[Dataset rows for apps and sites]
○ ○ ○ ○ ○
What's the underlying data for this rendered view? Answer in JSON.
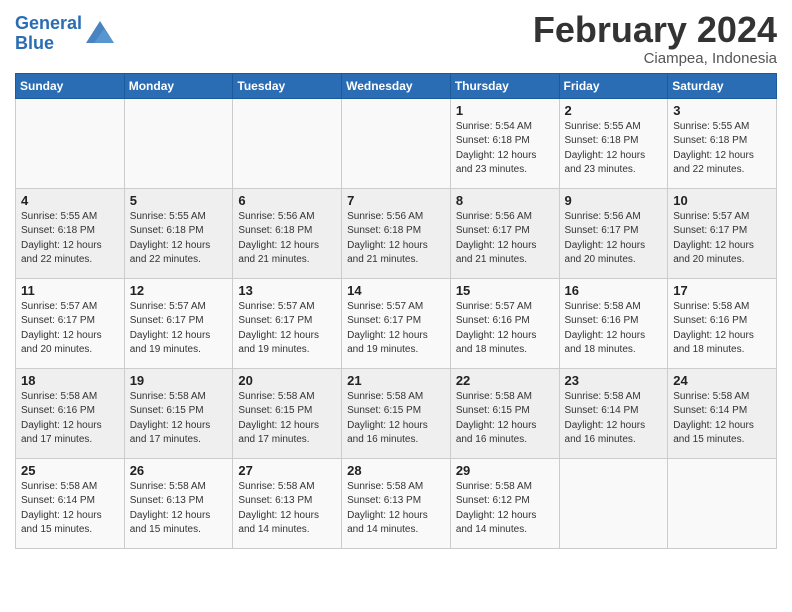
{
  "header": {
    "logo_line1": "General",
    "logo_line2": "Blue",
    "month_year": "February 2024",
    "location": "Ciampea, Indonesia"
  },
  "weekdays": [
    "Sunday",
    "Monday",
    "Tuesday",
    "Wednesday",
    "Thursday",
    "Friday",
    "Saturday"
  ],
  "weeks": [
    [
      {
        "day": "",
        "info": ""
      },
      {
        "day": "",
        "info": ""
      },
      {
        "day": "",
        "info": ""
      },
      {
        "day": "",
        "info": ""
      },
      {
        "day": "1",
        "info": "Sunrise: 5:54 AM\nSunset: 6:18 PM\nDaylight: 12 hours\nand 23 minutes."
      },
      {
        "day": "2",
        "info": "Sunrise: 5:55 AM\nSunset: 6:18 PM\nDaylight: 12 hours\nand 23 minutes."
      },
      {
        "day": "3",
        "info": "Sunrise: 5:55 AM\nSunset: 6:18 PM\nDaylight: 12 hours\nand 22 minutes."
      }
    ],
    [
      {
        "day": "4",
        "info": "Sunrise: 5:55 AM\nSunset: 6:18 PM\nDaylight: 12 hours\nand 22 minutes."
      },
      {
        "day": "5",
        "info": "Sunrise: 5:55 AM\nSunset: 6:18 PM\nDaylight: 12 hours\nand 22 minutes."
      },
      {
        "day": "6",
        "info": "Sunrise: 5:56 AM\nSunset: 6:18 PM\nDaylight: 12 hours\nand 21 minutes."
      },
      {
        "day": "7",
        "info": "Sunrise: 5:56 AM\nSunset: 6:18 PM\nDaylight: 12 hours\nand 21 minutes."
      },
      {
        "day": "8",
        "info": "Sunrise: 5:56 AM\nSunset: 6:17 PM\nDaylight: 12 hours\nand 21 minutes."
      },
      {
        "day": "9",
        "info": "Sunrise: 5:56 AM\nSunset: 6:17 PM\nDaylight: 12 hours\nand 20 minutes."
      },
      {
        "day": "10",
        "info": "Sunrise: 5:57 AM\nSunset: 6:17 PM\nDaylight: 12 hours\nand 20 minutes."
      }
    ],
    [
      {
        "day": "11",
        "info": "Sunrise: 5:57 AM\nSunset: 6:17 PM\nDaylight: 12 hours\nand 20 minutes."
      },
      {
        "day": "12",
        "info": "Sunrise: 5:57 AM\nSunset: 6:17 PM\nDaylight: 12 hours\nand 19 minutes."
      },
      {
        "day": "13",
        "info": "Sunrise: 5:57 AM\nSunset: 6:17 PM\nDaylight: 12 hours\nand 19 minutes."
      },
      {
        "day": "14",
        "info": "Sunrise: 5:57 AM\nSunset: 6:17 PM\nDaylight: 12 hours\nand 19 minutes."
      },
      {
        "day": "15",
        "info": "Sunrise: 5:57 AM\nSunset: 6:16 PM\nDaylight: 12 hours\nand 18 minutes."
      },
      {
        "day": "16",
        "info": "Sunrise: 5:58 AM\nSunset: 6:16 PM\nDaylight: 12 hours\nand 18 minutes."
      },
      {
        "day": "17",
        "info": "Sunrise: 5:58 AM\nSunset: 6:16 PM\nDaylight: 12 hours\nand 18 minutes."
      }
    ],
    [
      {
        "day": "18",
        "info": "Sunrise: 5:58 AM\nSunset: 6:16 PM\nDaylight: 12 hours\nand 17 minutes."
      },
      {
        "day": "19",
        "info": "Sunrise: 5:58 AM\nSunset: 6:15 PM\nDaylight: 12 hours\nand 17 minutes."
      },
      {
        "day": "20",
        "info": "Sunrise: 5:58 AM\nSunset: 6:15 PM\nDaylight: 12 hours\nand 17 minutes."
      },
      {
        "day": "21",
        "info": "Sunrise: 5:58 AM\nSunset: 6:15 PM\nDaylight: 12 hours\nand 16 minutes."
      },
      {
        "day": "22",
        "info": "Sunrise: 5:58 AM\nSunset: 6:15 PM\nDaylight: 12 hours\nand 16 minutes."
      },
      {
        "day": "23",
        "info": "Sunrise: 5:58 AM\nSunset: 6:14 PM\nDaylight: 12 hours\nand 16 minutes."
      },
      {
        "day": "24",
        "info": "Sunrise: 5:58 AM\nSunset: 6:14 PM\nDaylight: 12 hours\nand 15 minutes."
      }
    ],
    [
      {
        "day": "25",
        "info": "Sunrise: 5:58 AM\nSunset: 6:14 PM\nDaylight: 12 hours\nand 15 minutes."
      },
      {
        "day": "26",
        "info": "Sunrise: 5:58 AM\nSunset: 6:13 PM\nDaylight: 12 hours\nand 15 minutes."
      },
      {
        "day": "27",
        "info": "Sunrise: 5:58 AM\nSunset: 6:13 PM\nDaylight: 12 hours\nand 14 minutes."
      },
      {
        "day": "28",
        "info": "Sunrise: 5:58 AM\nSunset: 6:13 PM\nDaylight: 12 hours\nand 14 minutes."
      },
      {
        "day": "29",
        "info": "Sunrise: 5:58 AM\nSunset: 6:12 PM\nDaylight: 12 hours\nand 14 minutes."
      },
      {
        "day": "",
        "info": ""
      },
      {
        "day": "",
        "info": ""
      }
    ]
  ]
}
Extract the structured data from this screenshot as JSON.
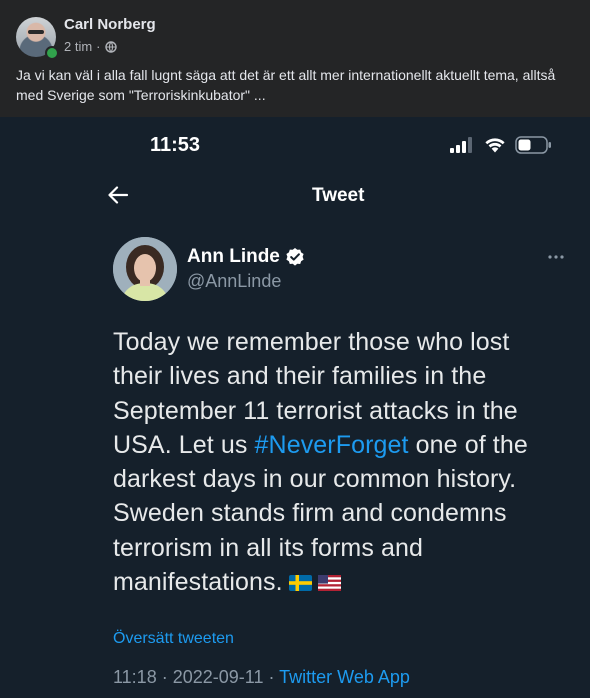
{
  "post": {
    "author_name": "Carl Norberg",
    "time": "2 tim",
    "separator": "·",
    "text_line1": "Ja vi kan väl i alla fall lugnt säga att det är ett allt mer internationellt aktuellt tema, alltså",
    "text_line2": "med Sverige som \"Terroriskinkubator\" ..."
  },
  "phone": {
    "status_bar": {
      "time": "11:53"
    },
    "header": {
      "title": "Tweet"
    },
    "tweet": {
      "author_name": "Ann Linde",
      "handle": "@AnnLinde",
      "body_lines": [
        "Today we remember those who lost",
        "their lives and their families in the",
        "September 11 terrorist attacks in the"
      ],
      "line4_before": "USA. Let us ",
      "hashtag": "#NeverForget",
      "line4_after": " one of the",
      "body_lines_after": [
        "darkest days in our common history.",
        "Sweden stands firm and condemns",
        "terrorism in all its forms and"
      ],
      "last_line": "manifestations.",
      "translate_label": "Översätt tweeten",
      "time": "11:18",
      "date": "2022-09-11",
      "meta_separator": " · ",
      "source_app": "Twitter Web App"
    }
  },
  "colors": {
    "facebook_bg": "#242526",
    "twitter_bg": "#15202b",
    "twitter_blue": "#1d9bf0",
    "secondary_text": "#8b98a5"
  },
  "icons": [
    "globe-icon",
    "signal-icon",
    "wifi-icon",
    "battery-icon",
    "back-arrow-icon",
    "verified-badge-icon",
    "more-options-icon",
    "swedish-flag-emoji",
    "us-flag-emoji"
  ]
}
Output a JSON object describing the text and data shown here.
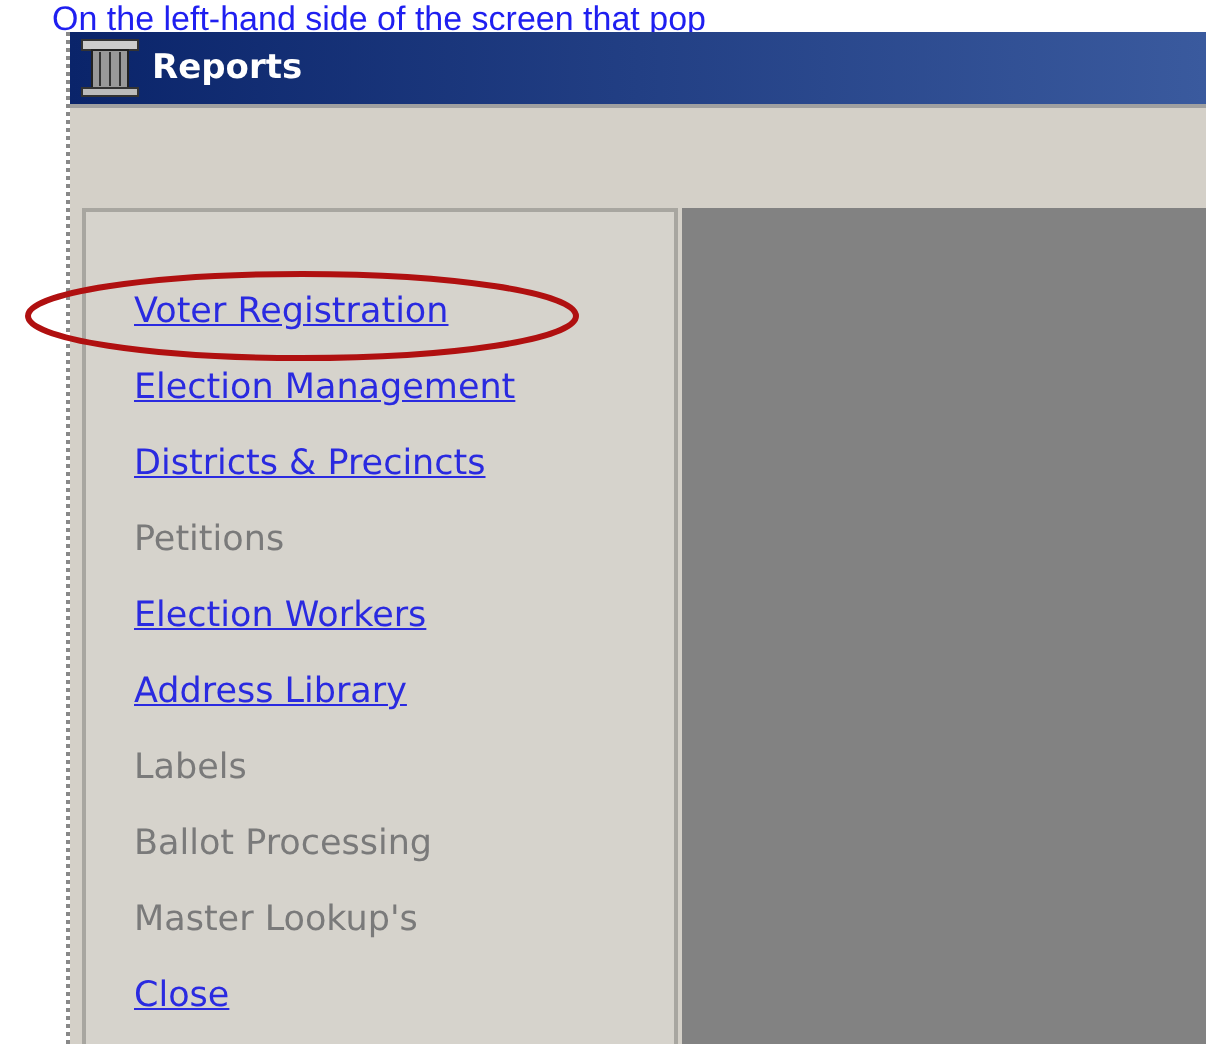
{
  "caption": "On the left-hand side of the screen that pop",
  "window": {
    "title": "Reports"
  },
  "menu": [
    {
      "label": "Voter Registration",
      "disabled": false,
      "circled": true
    },
    {
      "label": "Election Management",
      "disabled": false,
      "circled": false
    },
    {
      "label": "Districts & Precincts",
      "disabled": false,
      "circled": false
    },
    {
      "label": "Petitions",
      "disabled": true,
      "circled": false
    },
    {
      "label": "Election Workers",
      "disabled": false,
      "circled": false
    },
    {
      "label": "Address Library",
      "disabled": false,
      "circled": false
    },
    {
      "label": "Labels",
      "disabled": true,
      "circled": false
    },
    {
      "label": "Ballot Processing",
      "disabled": true,
      "circled": false
    },
    {
      "label": "Master Lookup's",
      "disabled": true,
      "circled": false
    },
    {
      "label": "Close",
      "disabled": false,
      "circled": false
    }
  ]
}
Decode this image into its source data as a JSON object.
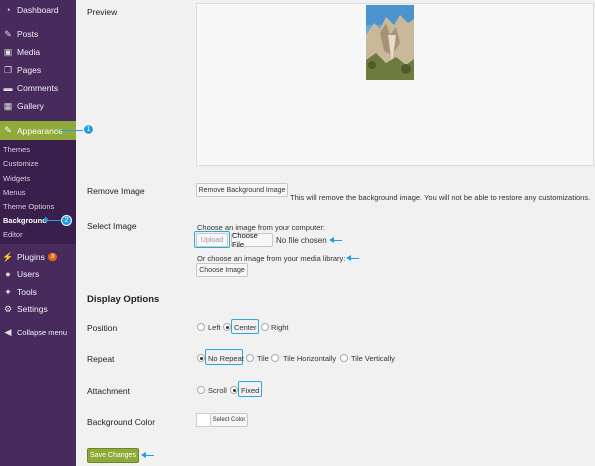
{
  "sidebar": {
    "items": [
      {
        "label": "Dashboard",
        "icon": "dashboard-icon",
        "glyph": "◔"
      },
      {
        "label": "Posts",
        "icon": "pin-icon",
        "glyph": "✎"
      },
      {
        "label": "Media",
        "icon": "media-icon",
        "glyph": "▣"
      },
      {
        "label": "Pages",
        "icon": "pages-icon",
        "glyph": "❐"
      },
      {
        "label": "Comments",
        "icon": "comment-icon",
        "glyph": "▬"
      },
      {
        "label": "Gallery",
        "icon": "gallery-icon",
        "glyph": "▦"
      },
      {
        "label": "Appearance",
        "icon": "brush-icon",
        "glyph": "✎"
      },
      {
        "label": "Plugins",
        "icon": "plugin-icon",
        "glyph": "⚡",
        "badge": "3"
      },
      {
        "label": "Users",
        "icon": "user-icon",
        "glyph": "●"
      },
      {
        "label": "Tools",
        "icon": "wrench-icon",
        "glyph": "✦"
      },
      {
        "label": "Settings",
        "icon": "settings-icon",
        "glyph": "⚙"
      },
      {
        "label": "Collapse menu",
        "icon": "collapse-icon",
        "glyph": "◀"
      }
    ],
    "submenu": [
      "Themes",
      "Customize",
      "Widgets",
      "Menus",
      "Theme Options",
      "Background",
      "Editor"
    ],
    "callouts": [
      "1",
      "2"
    ]
  },
  "main": {
    "preview_label": "Preview",
    "remove_image_label": "Remove Image",
    "remove_button": "Remove Background Image",
    "remove_desc": "This will remove the background image. You will not be able to restore any customizations.",
    "select_image_label": "Select Image",
    "choose_computer": "Choose an image from your computer:",
    "upload_button": "Upload",
    "choose_file_button": "Choose File",
    "no_file": "No file chosen",
    "choose_library": "Or choose an image from your media library:",
    "choose_image_button": "Choose Image",
    "display_options": "Display Options",
    "position_label": "Position",
    "position_options": [
      "Left",
      "Center",
      "Right"
    ],
    "repeat_label": "Repeat",
    "repeat_options": [
      "No Repeat",
      "Tile",
      "Tile Horizontally",
      "Tile Vertically"
    ],
    "attachment_label": "Attachment",
    "attachment_options": [
      "Scroll",
      "Fixed"
    ],
    "bg_color_label": "Background Color",
    "select_color_button": "Select Color",
    "save_button": "Save Changes"
  },
  "colors": {
    "sidebar_bg": "#482b5c",
    "active_item": "#8fa93a",
    "highlight": "#2ea7df"
  }
}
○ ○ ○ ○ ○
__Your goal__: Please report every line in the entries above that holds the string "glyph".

__Task answer__:
        "glyph": "◔"
        "glyph": "✎"
        "glyph": "▣"
        "glyph": "❐"
        "glyph": "▬"
        "glyph": "▦"
        "glyph": "✎"
        "glyph": "⚡",
        "glyph": "●"
        "glyph": "✦"
        "glyph": "⚙"
        "glyph": "◀"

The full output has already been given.